Karim Asry and Cesar Garcia Saez, founding members of the brand new association of Spanish labs, were in Toulouse at the Fablab Festival. Encounter.
Toulouse, special envoy
In Spain, an association bringing together fifteen or so labs is building up its structure. Two of its members, Karim Asry, creative director of the Espacio Open in Bilbao and Cesar Garcia Saez, co-founder of Makespace Madrid, crept behind the scenes of the latest Toulouse Fablab Festival early May to observe how the French fablab network (RFFLabs) was being set up. Makery met them to learn more about the Iberian maker ecosystem.
How was the idea of a network of Spanish fablabs born?
Cesar Garcia Saez. Three years ago, all the Spanish fablabs gathered at the Green Fablab of Barcelona, before FAB10, the fablab international conference. It was the first time we were all seated together around the same table. We first tried to understand what was happening in each of the fablabs, then reviewed the situation for the next twelve months. But looking to the future four or five years on was more difficult. This is how we started to think about a network to make the requirements of labs coincide with the help they could mutually bring each other.
Karim Asry. What helped us is that we all knew each other quite well. There was already a good basis of trust to create an association. And the issue of trust is often the most delicate part of any collective work.
What will be the role of your network?
Cesar Garcia Saez. Fablabs are fighting doing their own thing even though they are in permanent contact with one another. Our goal is to convince politicians, companies, universities, that the transfer of knowledge will no longer only occur through traditional institutions but also thanks to these types of organizations.
First, the objective is to reach a public that does not know of our existence. Imagine that in the United-Kingdom, only 1.5% of the population knows what a fablab is. And yet, they have more than 120 active fablabs, hackerspaces and makerspaces. In Spain, we have 25! That says a lot about the leeway to reach this new public…
Our fablabs are seriously understaffed. The majority of places are operating with only one person—the fabmanager who deals with everything. These people work a lot, but their work is not visible. Making fablabs more attractive and communicating are also objectives for the network.
What will this association look like?
Karim Asry. Spain is special and its network will not be limited to “official” fablabs but open to all fabrication spaces, makerspaces, hackerspaces… In short, to all the places that share these values. The other distinctive feature is that the majority of us are the producers of the Spain Maker Faires. It was therefore quite simple to gather fifteen or so members, mostly fabmanagers, and work on a common work basis.
What could hold up the development of your network?
Karim Asry.
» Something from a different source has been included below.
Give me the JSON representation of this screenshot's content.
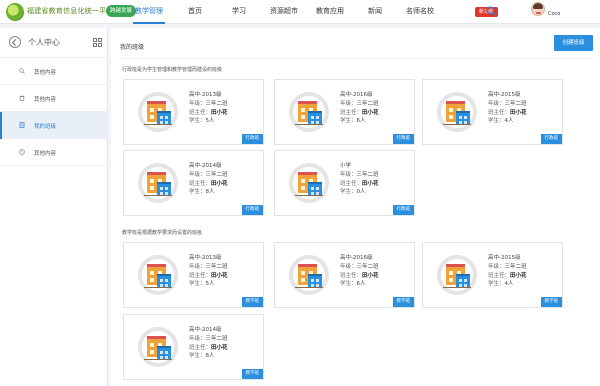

We tend to represent independent spaces, but in Spain, many fablabs are university fablabs. Yet, Spanish universities are very closed places where everything is extremely vertical. Fablabs are changing this frame of mind. Little by little, universities are starting to open up. The Trojan horse is already inside.
Cesar Garcia Saez. With the other fabmanagers, we are working a lot on the issue of commitment because one of the recurrent problems we are seeing in fablabs is that of continuity. The other great issue common to the whole of Europe is the under-representation of women in engineering sciences and consequently fablabs. It’s a dimension that we want to take into account from the outset by creating this association.
Karim Asry. Everything depends on the mirror effect. If you don’t have enough diversity, you won’t be able to bring people in who are outside the tech loop. I am not only talking about gender, but also about social and ethnical minorities. I am personally worried because there is a true social barrier in the digital culture. If we don’t set things up properly in the beginning, we leave the door wide open to a kind of “digital ninjas” elite that thinks it can rule the world and get rid of all diversity.
What does the Spanish maker ecosystem look like today?
Karim Asry. It’s bizarre if you compare it to the rest of Europe. Initially, there was an important squatting culture in Spain. The first hackerspaces come from there. Of course, most of the squats have been closed since. A huge amount of work energy then got scattered. But it hasn’t disappeared, it was concentrated on new places. Fablabs are only finally the second generation of these spaces under a more institutionalized form.
And now, you have a third generation of places coming from the expansion of the maker culture, a kind of pop-up culture that is growing everywhere. Often, they are no longer places but communities. I am thinking about the community of the Valencia engineering university students that gathers more than 300 very active members. In my opinion, in years to come, the most interesting things will occur in universities with regards to Spain.
And what about the Fablab Barcelona?
Cesar Garcia Saez. For the moment, the Fablab Barcelona is not a member of the association but we are moving forward on this issue with Tomás Diez (founder of Fablab Barcelona, Editor’s note). Here in Toulouse is a good opportunity to see him because he is so busy that even in Spain we never manage to cross paths with him!